From Stephen Alomes' book of 1999, When London Calls:  The Expatriation of Australian Creative Artists to Britain, you would even gain the not-incorrect impression that London was actually the hub of professional musical life both for Australia and New Zealand well into the 1960s.  If you were good enough, you took the boat to London to test your talent.  And if you were good enough, you stayed there.  If you went home, you had obviously failed.   Where Grainger was different was that, driven by the outbreak of the First World War, he sidestepped to North America, as also did, somewhat later, his younger Australian contemporaries Arthur Benjamin and Peggy Glanville-Hicks.  And there, in America, he stayed and died, just weeks after J.F. Kennedy's inauguration.

So, now we have the integrated proposition:  Was Percy Grainger Australia's greatest composer?

If we are prepared to admit that no Australian composer comes close to any list of the top one hundred composers globally, or even the top one hundred twentieth-century composers, or even the top one hundred living composers – which does seem to be true – then Grainger's case is as good as any Australian's.  

The evidence of this year's City of London Festival, with its strong Australian and New Zealand accent, also strengthens the case.  Out of twenty-one Australian composers represented in the Festival's programmes, Grainger scores the greatest playing time by far, including one half programme and two whole programmes.  (I do hope you will come to the performance of Grainger's Random Round this Friday, by the Elision Ensemble, at 6.00pm, and the two-piano Grainger recital at Two Temple Place at 7.30pm, where you can also view a special exhibition about Grainger.) 

But who else is there in the aspiringly "greatest" Australian camp?  Age does seem to wear them, nor the years condemn, for after the fifteen concert segments in this Festival's programme to Grainger, born in the 1880s, you have nine to Peter Sculthorpe, born in the 1920s, and then we move towards the youngsters with six to Brett Dean, born in the 1960s.  And after that four others cluster:  Carl Vine, with four, and Matthew Hindson, Elena Kats-Chernin and David Lumsdaine with three each.  (Interestingly nearly all the Australians featured in the Festival are still alive!)

Now, this Festival survey is a very inexact science, and this year's result is undoubtedly skewed by another factor:  2011 is the fiftieth anniversary of Grainger's death, hence Grainger is gaining an extra promotion. 

You could also look at other indicators of greatness or esteem, such as density of scholarly books and articles or frequency of radio broadcasts, but there, too, Grainger holds up nicely against all, or most, comers. 

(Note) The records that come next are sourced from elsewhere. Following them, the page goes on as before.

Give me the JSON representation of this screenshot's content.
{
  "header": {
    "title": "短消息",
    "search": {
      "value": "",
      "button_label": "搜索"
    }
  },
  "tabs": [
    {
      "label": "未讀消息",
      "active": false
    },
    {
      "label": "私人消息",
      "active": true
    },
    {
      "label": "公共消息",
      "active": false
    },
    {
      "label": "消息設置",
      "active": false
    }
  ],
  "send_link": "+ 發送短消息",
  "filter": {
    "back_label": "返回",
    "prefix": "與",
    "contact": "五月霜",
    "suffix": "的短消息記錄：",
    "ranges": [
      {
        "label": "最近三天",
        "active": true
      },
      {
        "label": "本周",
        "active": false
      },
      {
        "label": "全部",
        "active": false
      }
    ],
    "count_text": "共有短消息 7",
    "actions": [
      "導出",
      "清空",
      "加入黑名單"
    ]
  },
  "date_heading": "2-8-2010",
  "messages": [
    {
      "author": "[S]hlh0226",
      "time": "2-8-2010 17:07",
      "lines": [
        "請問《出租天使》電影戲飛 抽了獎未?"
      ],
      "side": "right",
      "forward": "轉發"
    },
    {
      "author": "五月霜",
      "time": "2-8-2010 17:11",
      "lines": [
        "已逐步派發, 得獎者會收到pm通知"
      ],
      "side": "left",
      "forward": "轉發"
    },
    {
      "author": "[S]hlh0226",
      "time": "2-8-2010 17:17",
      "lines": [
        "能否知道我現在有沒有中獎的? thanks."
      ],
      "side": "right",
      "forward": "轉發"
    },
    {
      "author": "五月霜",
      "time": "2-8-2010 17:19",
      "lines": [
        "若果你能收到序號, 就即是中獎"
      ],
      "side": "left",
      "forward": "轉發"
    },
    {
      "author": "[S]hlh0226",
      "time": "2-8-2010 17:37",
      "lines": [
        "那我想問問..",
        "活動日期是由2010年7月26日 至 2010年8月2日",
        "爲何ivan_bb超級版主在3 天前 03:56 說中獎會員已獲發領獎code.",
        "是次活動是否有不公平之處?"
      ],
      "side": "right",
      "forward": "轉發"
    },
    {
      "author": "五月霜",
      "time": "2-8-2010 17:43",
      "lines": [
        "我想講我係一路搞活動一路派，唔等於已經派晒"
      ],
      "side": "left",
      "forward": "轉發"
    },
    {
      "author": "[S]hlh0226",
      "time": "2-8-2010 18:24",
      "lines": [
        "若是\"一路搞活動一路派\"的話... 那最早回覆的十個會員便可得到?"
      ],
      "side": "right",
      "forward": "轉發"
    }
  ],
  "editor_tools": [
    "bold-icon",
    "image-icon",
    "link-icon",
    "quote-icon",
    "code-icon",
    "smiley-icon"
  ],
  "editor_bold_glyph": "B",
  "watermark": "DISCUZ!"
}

So, is Percy Grainger Australia's greatest composer?  I think he is – and one of America's and Britain's more accomplished ones, as well.  And what's more, many would see him also in the top one hundred of the last century's pianists.  A truly talented man!  I now look forward now to learning about your views. 

©Malcolm Gillies, Gresham College 2011